**Work order**
This exercise calls for copying every line below that holds the word "value".

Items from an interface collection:
===

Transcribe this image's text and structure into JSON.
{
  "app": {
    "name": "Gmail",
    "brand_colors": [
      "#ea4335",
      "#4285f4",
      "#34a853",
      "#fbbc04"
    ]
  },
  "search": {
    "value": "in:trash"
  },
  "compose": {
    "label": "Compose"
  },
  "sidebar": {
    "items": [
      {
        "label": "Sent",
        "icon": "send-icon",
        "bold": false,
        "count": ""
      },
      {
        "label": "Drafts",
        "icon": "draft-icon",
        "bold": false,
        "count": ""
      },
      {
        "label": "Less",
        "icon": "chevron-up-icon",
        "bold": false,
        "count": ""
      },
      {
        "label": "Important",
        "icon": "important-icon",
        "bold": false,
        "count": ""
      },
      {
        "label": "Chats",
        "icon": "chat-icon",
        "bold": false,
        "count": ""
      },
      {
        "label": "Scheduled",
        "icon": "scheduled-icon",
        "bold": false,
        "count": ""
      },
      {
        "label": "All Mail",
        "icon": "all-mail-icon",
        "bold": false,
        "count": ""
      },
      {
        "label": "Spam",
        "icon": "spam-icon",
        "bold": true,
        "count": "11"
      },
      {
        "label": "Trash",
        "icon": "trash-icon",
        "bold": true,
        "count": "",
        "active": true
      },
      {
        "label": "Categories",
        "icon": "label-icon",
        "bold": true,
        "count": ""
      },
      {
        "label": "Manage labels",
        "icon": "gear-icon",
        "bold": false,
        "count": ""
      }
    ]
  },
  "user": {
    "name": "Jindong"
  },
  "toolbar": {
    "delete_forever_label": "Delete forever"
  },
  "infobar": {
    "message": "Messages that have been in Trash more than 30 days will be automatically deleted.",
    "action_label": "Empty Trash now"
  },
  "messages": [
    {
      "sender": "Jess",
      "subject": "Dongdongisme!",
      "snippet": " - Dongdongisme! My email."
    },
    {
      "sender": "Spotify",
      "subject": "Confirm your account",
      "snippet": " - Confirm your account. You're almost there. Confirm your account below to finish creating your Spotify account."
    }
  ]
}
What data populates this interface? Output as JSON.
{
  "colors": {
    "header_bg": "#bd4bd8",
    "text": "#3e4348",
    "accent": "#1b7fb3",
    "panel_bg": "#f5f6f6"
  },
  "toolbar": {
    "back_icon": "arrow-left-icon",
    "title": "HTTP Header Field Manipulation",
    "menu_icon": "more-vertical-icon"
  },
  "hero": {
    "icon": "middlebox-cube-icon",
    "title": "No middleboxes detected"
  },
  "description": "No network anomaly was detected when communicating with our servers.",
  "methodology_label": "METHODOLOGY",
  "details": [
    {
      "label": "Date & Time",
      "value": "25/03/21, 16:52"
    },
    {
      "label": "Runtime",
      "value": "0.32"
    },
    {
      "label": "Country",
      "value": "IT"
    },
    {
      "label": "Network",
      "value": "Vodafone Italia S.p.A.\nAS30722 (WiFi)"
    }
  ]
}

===

**Task response**
    "value": "in:trash"
      "value": "25/03/21, 16:52"
      "value": "0.32"
      "value": "IT"
      "value": "Vodafone Italia S.p.A.\nAS30722 (WiFi)"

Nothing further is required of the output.